Comic-Con is, inherently, a place for outsiders of all kinds, so tons of queer people are in attendance every year. LGBT-themed comic organization Prism has been a part of the convention since the beginning, making sure we have a voice in Prism-sponsored panels, parties and a regular booth with signings and support for gay authors and artists. This year, Comic-Con held its first ever transgender panel, in addition to a handful of other queer-themed discussions that were not only successful, but spawned conversations that could have made up a convention all their own.
Outside of Prism’s confines, however, there’s still a lot to be desired when it comes to queer inclusiveness at Comic-Con. A stop by DC Comics had no Batwoman memorabilia on hand, although plenty of scantily-clad female characters on T-shirts. Much of the art and displays for TV shows and artists of all sizes thrust forward male leads, even on shows or in books where there is a strong female that could have easily been up front, too. (I’m looking at you, The Blacklist.)

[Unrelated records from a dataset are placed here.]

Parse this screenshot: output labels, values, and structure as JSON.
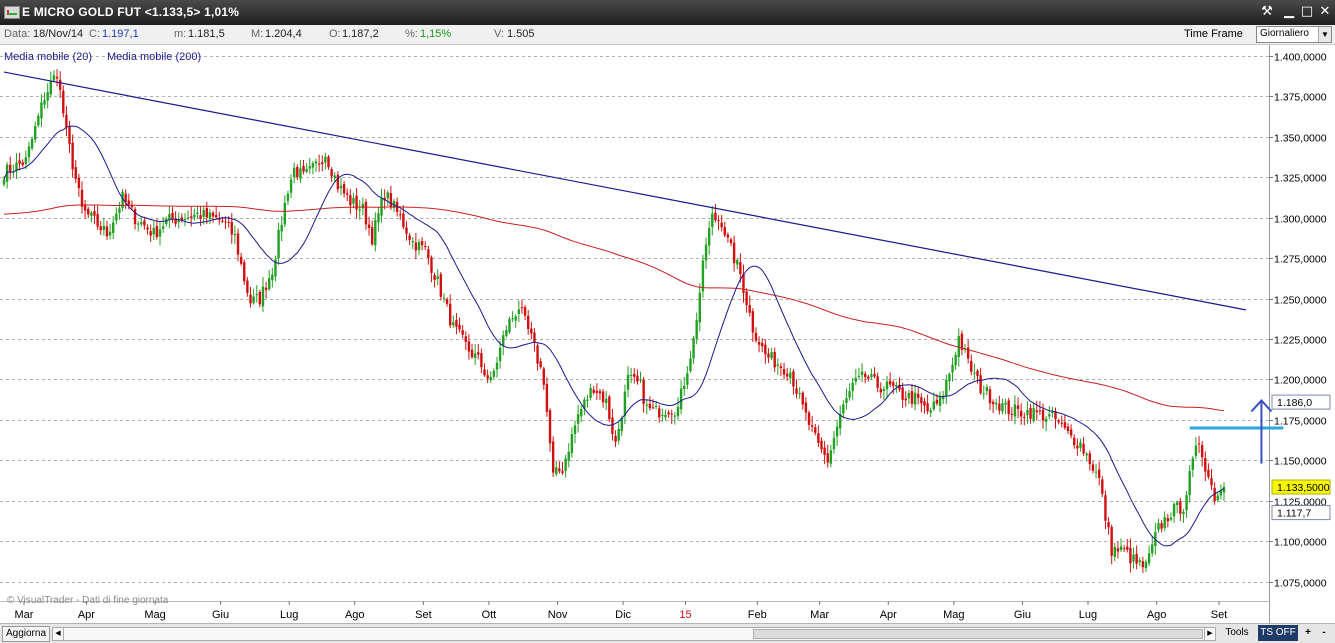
{
  "window": {
    "title": "E MICRO GOLD FUT <1.133,5> 1,01%",
    "buttons": [
      "tools",
      "minimize",
      "maximize",
      "close"
    ]
  },
  "infobar": {
    "data_label": "Data:",
    "data_value": "18/Nov/14",
    "c_label": "C:",
    "c_value": "1.197,1",
    "m_label": "m:",
    "m_value": "1.181,5",
    "M_label": "M:",
    "M_value": "1.204,4",
    "o_label": "O:",
    "o_value": "1.187,2",
    "pct_label": "%:",
    "pct_value": "1,15%",
    "v_label": "V:",
    "v_value": "1.505",
    "time_frame_label": "Time Frame",
    "time_frame_value": "Giornaliero"
  },
  "legend": {
    "ma20": "Media mobile (20)",
    "ma200": "Media mobile (200)"
  },
  "watermark": "© VisualTrader - Dati di fine giornata",
  "price_tags": {
    "ma200": "1.186,0",
    "last": "1.133,5000",
    "ma20": "1.117,7"
  },
  "bottombar": {
    "aggiorna": "Aggiorna",
    "tools": "Tools",
    "ts_off": "TS OFF",
    "plus": "+",
    "minus": "-"
  },
  "colors": {
    "up": "#22a022",
    "down": "#d01010",
    "ma20": "#1a1a8c",
    "ma200": "#c82020",
    "trendline": "#1a1a8c",
    "resistance": "#2aa6e0",
    "arrow": "#3a4fc0",
    "last_tag_bg": "#f6f600"
  },
  "chart_data": {
    "type": "candlestick",
    "title": "E MICRO GOLD FUT",
    "x_ticks": [
      "Mar",
      "Apr",
      "Mag",
      "Giu",
      "Lug",
      "Ago",
      "Set",
      "Ott",
      "Nov",
      "Dic",
      "15",
      "Feb",
      "Mar",
      "Apr",
      "Mag",
      "Giu",
      "Lug",
      "Ago",
      "Set"
    ],
    "x_tick_highlight": "15",
    "y_ticks": [
      "1.400,0000",
      "1.375,0000",
      "1.350,0000",
      "1.325,0000",
      "1.300,0000",
      "1.275,0000",
      "1.250,0000",
      "1.225,0000",
      "1.200,0000",
      "1.175,0000",
      "1.150,0000",
      "1.125,0000",
      "1.100,0000",
      "1.075,0000"
    ],
    "ylim": [
      1068,
      1403
    ],
    "grid": "horizontal dotted",
    "close_path": [
      [
        0,
        1328
      ],
      [
        7,
        1335
      ],
      [
        13,
        1375
      ],
      [
        17,
        1390
      ],
      [
        20,
        1352
      ],
      [
        25,
        1305
      ],
      [
        33,
        1290
      ],
      [
        38,
        1312
      ],
      [
        42,
        1300
      ],
      [
        48,
        1290
      ],
      [
        52,
        1298
      ],
      [
        57,
        1300
      ],
      [
        62,
        1302
      ],
      [
        66,
        1300
      ],
      [
        70,
        1298
      ],
      [
        74,
        1288
      ],
      [
        77,
        1262
      ],
      [
        79,
        1248
      ],
      [
        82,
        1250
      ],
      [
        86,
        1268
      ],
      [
        91,
        1318
      ],
      [
        93,
        1330
      ],
      [
        96,
        1325
      ],
      [
        99,
        1330
      ],
      [
        103,
        1340
      ],
      [
        107,
        1320
      ],
      [
        111,
        1310
      ],
      [
        115,
        1305
      ],
      [
        118,
        1288
      ],
      [
        122,
        1315
      ],
      [
        127,
        1300
      ],
      [
        131,
        1285
      ],
      [
        135,
        1280
      ],
      [
        139,
        1260
      ],
      [
        144,
        1232
      ],
      [
        149,
        1218
      ],
      [
        152,
        1212
      ],
      [
        156,
        1198
      ],
      [
        161,
        1232
      ],
      [
        165,
        1245
      ],
      [
        169,
        1225
      ],
      [
        173,
        1200
      ],
      [
        176,
        1140
      ],
      [
        179,
        1145
      ],
      [
        184,
        1178
      ],
      [
        189,
        1196
      ],
      [
        193,
        1186
      ],
      [
        196,
        1160
      ],
      [
        200,
        1200
      ],
      [
        204,
        1196
      ],
      [
        206,
        1182
      ],
      [
        209,
        1180
      ],
      [
        212,
        1182
      ],
      [
        216,
        1182
      ],
      [
        221,
        1224
      ],
      [
        225,
        1284
      ],
      [
        227,
        1300
      ],
      [
        230,
        1298
      ],
      [
        232,
        1285
      ],
      [
        234,
        1275
      ],
      [
        236,
        1265
      ],
      [
        240,
        1232
      ],
      [
        244,
        1215
      ],
      [
        248,
        1210
      ],
      [
        252,
        1205
      ],
      [
        256,
        1182
      ],
      [
        261,
        1158
      ],
      [
        264,
        1150
      ],
      [
        268,
        1178
      ],
      [
        272,
        1196
      ],
      [
        276,
        1202
      ],
      [
        280,
        1196
      ],
      [
        284,
        1195
      ],
      [
        288,
        1190
      ],
      [
        292,
        1188
      ],
      [
        296,
        1180
      ],
      [
        300,
        1186
      ],
      [
        304,
        1210
      ],
      [
        306,
        1226
      ],
      [
        309,
        1210
      ],
      [
        313,
        1195
      ],
      [
        317,
        1188
      ],
      [
        321,
        1182
      ],
      [
        325,
        1180
      ],
      [
        329,
        1180
      ],
      [
        333,
        1178
      ],
      [
        337,
        1175
      ],
      [
        341,
        1166
      ],
      [
        345,
        1160
      ],
      [
        348,
        1150
      ],
      [
        351,
        1138
      ],
      [
        353,
        1115
      ],
      [
        355,
        1095
      ],
      [
        359,
        1094
      ],
      [
        363,
        1086
      ],
      [
        366,
        1084
      ],
      [
        370,
        1108
      ],
      [
        374,
        1118
      ],
      [
        378,
        1122
      ],
      [
        381,
        1148
      ],
      [
        383,
        1162
      ],
      [
        386,
        1140
      ],
      [
        388,
        1128
      ],
      [
        391,
        1133.5
      ]
    ],
    "candles_count": 392,
    "series": [
      {
        "name": "Media mobile (20)",
        "type": "moving-average",
        "period": 20,
        "last": 1117.7
      },
      {
        "name": "Media mobile (200)",
        "type": "moving-average",
        "period": 200,
        "last": 1186.0
      }
    ],
    "trendline": {
      "from": [
        0,
        1390
      ],
      "to": [
        398,
        1243
      ]
    },
    "resistance": {
      "x_from": 380,
      "x_to": 410,
      "y": 1170
    },
    "arrow": {
      "x": 403,
      "y_from": 1148,
      "y_to": 1187
    },
    "last_price": 1133.5
  }
}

This being my first time at Comic-Con, it was clear to me that while we are accepted as a part of the greater con community, there’s still something keeping geek culture from completely embracing us. As part of the panel I participated in (called The LGBT Year in Geek), one topic was seeing ourselves in video games, and how Nintendo failed not so long ago with calling the ability to have a gay character in their Tamagotchi Life a “glitch.” And even when we do have lesbian or bi characters on TV shows that are brought to Comic-Con, their parts are still small enough they don’t get brought to meet fans in places like this. (For example, Margot in Hannibal, Tara in The Walking Dead, Lieutenant Alisha Granderson in The Last Ship, Agent Hand on Agents of S.H.I.E.L.D., Doc Yewll on Defiance, Renee Montoya on the upcoming Gotham.)
I was able to get a pass to the True Blood panel, which was great for two reasons: First, Anna Paquin was a bad ass with some blue hair. Secondly, it was revealed Tara (Rutina Wesley) was not completely gone for good. A clip showed Tara in angelic form, standing in a white dress in front of Lafayette and Hattie, which indicates she might not be back for any loving with Pam (Kristin Bauer van Straten), but for her family’s sake. You can see it all in the teaser below.
During the panel for Hannibal, the audience cheered for lesbian character Margot Verger’s appearance in a montage. Show creator Bryan Fuller answered a question about the “parallel between Margot and Will’s abdominal scars” that were revealed at the end of Season 2.